And just this week, Obama encountered serious trouble with Democrats in the Senate, who blocked the authorization of funds to close Guantanamo—one of Obama’s top priorities—until he spelled out precisely what he planned to do with the detainees being held there. All of this was on top of the chirping from Cheney and his fellow Bush administration loyalists, who’d been accusing Obama of coddling terrorists from the minute he took office.

To casual news consumers (i.e. most of the voting public), Obama’s message of national security was becoming difficult to sort out. All of his plans, it seemed, were coming under attack from all sides. What, exactly, was this guy trying to do anyway?

That’s where Cheney comes in. He’d long ago agreed to speak on Thursday at the American Enterprise Institute in Washington, which made it the perfect day for Obama to head over the National Archives to deliver his own clarifying remarks about his national security agenda.

Obama went first and used his 6,000-word address to reiterate his demand that Guantanamo be closed, framing his push in terms of the values and principles embedded in the Constitution and Bill of Rights.

“Other countries have grappled with this question, and so must we,” Obama declared. “But I want to be very clear that our goal is to construct a legitimate legal framework for Guantanamo detainees—not to avoid one. In our constitutional system, prolonged detention should not be the decision of any one man.”

When Obama was done, Cheney took the stage across town.

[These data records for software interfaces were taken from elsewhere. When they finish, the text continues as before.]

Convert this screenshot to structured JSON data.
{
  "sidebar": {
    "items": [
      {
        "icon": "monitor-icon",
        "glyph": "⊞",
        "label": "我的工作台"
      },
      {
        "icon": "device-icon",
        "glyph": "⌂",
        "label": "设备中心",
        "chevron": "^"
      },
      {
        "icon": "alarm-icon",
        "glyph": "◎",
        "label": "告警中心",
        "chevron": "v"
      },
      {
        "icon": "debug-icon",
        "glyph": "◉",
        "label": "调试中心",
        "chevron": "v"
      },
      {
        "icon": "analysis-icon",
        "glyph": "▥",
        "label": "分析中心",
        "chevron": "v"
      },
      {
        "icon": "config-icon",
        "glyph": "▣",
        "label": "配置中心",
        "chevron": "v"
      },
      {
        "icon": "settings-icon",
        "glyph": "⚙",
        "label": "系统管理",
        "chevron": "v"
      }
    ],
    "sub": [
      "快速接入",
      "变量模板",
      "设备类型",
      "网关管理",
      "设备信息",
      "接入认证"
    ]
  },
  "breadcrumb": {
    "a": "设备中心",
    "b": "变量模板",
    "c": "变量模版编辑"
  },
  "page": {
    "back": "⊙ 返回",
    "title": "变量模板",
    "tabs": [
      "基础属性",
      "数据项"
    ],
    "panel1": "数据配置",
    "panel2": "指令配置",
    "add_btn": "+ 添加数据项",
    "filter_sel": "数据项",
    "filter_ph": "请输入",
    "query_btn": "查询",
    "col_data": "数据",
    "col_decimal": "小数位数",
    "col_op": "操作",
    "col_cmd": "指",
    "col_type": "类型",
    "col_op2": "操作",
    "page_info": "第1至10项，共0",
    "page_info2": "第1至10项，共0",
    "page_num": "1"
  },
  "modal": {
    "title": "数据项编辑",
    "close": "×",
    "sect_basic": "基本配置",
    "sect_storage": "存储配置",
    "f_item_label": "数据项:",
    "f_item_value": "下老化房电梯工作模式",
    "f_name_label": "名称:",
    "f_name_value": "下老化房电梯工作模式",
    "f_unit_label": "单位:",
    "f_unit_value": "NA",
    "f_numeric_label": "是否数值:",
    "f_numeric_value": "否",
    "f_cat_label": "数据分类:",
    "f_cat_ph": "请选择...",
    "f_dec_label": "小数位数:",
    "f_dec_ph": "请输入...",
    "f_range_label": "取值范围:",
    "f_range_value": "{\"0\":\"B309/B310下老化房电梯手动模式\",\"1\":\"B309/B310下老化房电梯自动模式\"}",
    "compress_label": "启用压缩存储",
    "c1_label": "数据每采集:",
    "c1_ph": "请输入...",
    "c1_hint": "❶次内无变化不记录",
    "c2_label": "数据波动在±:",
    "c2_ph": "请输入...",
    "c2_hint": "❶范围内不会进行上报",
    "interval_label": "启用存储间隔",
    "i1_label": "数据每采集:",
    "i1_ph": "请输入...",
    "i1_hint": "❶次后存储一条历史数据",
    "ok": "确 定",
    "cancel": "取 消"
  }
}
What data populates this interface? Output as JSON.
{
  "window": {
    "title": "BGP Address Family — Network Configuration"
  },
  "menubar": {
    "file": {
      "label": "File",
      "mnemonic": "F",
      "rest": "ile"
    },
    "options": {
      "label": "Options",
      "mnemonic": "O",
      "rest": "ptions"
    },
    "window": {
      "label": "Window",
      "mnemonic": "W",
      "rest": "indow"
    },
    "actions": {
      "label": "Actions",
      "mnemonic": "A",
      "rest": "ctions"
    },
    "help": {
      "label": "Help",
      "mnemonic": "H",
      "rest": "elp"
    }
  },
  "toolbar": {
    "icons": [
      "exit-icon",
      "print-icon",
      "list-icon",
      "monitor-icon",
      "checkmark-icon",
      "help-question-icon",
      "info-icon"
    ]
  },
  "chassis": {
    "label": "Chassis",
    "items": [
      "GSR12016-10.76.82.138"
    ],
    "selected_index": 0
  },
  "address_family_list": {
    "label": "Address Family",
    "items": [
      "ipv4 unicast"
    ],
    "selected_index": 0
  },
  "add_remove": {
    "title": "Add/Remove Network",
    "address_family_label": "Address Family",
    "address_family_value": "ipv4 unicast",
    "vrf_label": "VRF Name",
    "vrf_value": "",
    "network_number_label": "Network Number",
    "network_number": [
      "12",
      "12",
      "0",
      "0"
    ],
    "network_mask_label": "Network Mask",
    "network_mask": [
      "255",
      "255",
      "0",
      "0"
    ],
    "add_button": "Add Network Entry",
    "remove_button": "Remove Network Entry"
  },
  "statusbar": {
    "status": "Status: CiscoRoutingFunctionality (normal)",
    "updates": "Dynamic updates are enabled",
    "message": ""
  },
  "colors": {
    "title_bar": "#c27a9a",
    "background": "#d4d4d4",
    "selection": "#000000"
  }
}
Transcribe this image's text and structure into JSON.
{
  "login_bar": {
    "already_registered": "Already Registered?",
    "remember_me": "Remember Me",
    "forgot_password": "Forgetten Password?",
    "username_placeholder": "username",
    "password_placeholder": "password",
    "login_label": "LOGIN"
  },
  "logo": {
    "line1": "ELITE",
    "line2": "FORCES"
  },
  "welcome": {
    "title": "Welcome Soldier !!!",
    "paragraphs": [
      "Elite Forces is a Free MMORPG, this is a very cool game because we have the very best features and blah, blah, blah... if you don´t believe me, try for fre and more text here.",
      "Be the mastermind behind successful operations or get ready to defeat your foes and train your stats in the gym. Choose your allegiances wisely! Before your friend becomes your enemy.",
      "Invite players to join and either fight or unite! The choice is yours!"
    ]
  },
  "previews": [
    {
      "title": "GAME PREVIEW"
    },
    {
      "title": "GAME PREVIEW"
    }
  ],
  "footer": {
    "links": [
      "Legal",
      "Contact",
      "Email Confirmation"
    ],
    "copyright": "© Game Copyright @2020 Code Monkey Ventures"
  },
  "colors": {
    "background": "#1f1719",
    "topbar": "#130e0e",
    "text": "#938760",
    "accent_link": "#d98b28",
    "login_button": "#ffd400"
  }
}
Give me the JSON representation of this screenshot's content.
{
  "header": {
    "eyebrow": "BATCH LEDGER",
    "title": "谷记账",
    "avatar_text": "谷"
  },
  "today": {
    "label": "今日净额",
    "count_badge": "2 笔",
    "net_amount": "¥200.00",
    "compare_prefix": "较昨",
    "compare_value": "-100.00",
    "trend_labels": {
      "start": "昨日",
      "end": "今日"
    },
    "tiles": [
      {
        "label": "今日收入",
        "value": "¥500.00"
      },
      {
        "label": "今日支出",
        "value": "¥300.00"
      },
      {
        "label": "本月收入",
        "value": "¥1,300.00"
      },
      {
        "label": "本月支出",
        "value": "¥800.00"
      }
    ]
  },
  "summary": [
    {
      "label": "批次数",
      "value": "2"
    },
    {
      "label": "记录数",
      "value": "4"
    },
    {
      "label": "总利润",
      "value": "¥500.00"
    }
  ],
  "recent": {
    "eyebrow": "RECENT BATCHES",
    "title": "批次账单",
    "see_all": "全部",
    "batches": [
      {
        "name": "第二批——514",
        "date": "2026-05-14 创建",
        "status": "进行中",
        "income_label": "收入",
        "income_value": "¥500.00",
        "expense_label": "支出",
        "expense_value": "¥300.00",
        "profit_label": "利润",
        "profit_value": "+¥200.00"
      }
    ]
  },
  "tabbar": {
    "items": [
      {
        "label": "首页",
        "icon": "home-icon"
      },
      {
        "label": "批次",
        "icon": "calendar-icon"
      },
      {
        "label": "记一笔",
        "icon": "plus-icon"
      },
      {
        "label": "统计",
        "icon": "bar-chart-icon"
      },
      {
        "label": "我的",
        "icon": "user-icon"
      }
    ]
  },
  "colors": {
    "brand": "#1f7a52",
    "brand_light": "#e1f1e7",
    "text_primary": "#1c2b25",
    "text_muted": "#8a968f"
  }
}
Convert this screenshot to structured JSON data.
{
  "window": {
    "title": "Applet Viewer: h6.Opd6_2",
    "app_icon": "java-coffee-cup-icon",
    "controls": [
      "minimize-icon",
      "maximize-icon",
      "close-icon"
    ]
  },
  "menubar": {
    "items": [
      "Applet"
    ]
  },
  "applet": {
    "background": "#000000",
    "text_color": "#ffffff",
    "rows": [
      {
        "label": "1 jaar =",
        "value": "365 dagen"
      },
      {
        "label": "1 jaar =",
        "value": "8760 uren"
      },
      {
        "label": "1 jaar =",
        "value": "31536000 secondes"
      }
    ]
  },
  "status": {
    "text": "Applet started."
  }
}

The thrust of his remarks was simple and predictable: Everything the Bush administration did kept the country safe from terrorists, and anything done to alter or eliminate those policies will endanger the country.

“It is much closer to the truth that terrorists hate this country precisely because of the values we profess and seek to live by, not by some alleged failure to do so,” he said. “Nor are terrorists or those who see them as victims exactly the best judges of America’s moral standards, one way or the other.”

But forget the specifics of their arguments. No matter what he says for the foreseeable future, Cheney will remain an exceedingly unpopular and unlikable man. Only 37 percent of Americans now have a favorable view of him. Public opinion of Cheney, and of the administration in which he played such a central role, was set in place long ago. And it’s not like he has the kind of personality that can convince his critics to give him a second look.

This is the genius of Obama’s strategy. By scheduling his own speech right before Cheney’s, Obama ensured that the media would play up the dueling events to the hilt. To casual news consumers who aren’t well versed in the specifics of the national security debate, Thursday’s festivities made things very easy: On the one hand, there was Obama, cool and confident, outlining his initiatives and invoking time-honored values and principles. And then there was Cheney, the discredited and disagreeable VP from a despised administration. Whose side are you on?

By presenting his views as, essentially, the opposite of Cheney’s, Obama is likely to attract more popular support and sympathy. At the same time, Cheney’s vitriolic (and often dishonest) broadsides will help rally liberals, even those who have reservations about Obama’s agenda, behind their president.

This is a very nice arrangement for Obama, although not all of the left is happy with it. The fact remains that Obama wants a modified form of the Bush-created military commissions retained and that he favors “preventive detention” for some suspected terrorists. This infuriates the civil-liberties wing of the Democratic base, and they’re not about to fall for any Cheney smokescreen strategy.

As Glenn Greenwald wrote on Thursday afternoon: “Obama’s speech this morning, like most Obama speeches, made pretty points in rhetorically effective ways about the Constitution, our values, transparency, oversight, the state secrets privilege, and the rule of law. But his actions, in many critical cases, have repeatedly run afoul of those words.”

But Greenwald’s was not the dominant voice of opposition to Obama on Thursday. Cheney’s was. And, just like during last year’s campaign, any day when Bush and Cheney are in the news is a very good day for Obama.

For Obama, the More Cheney the Better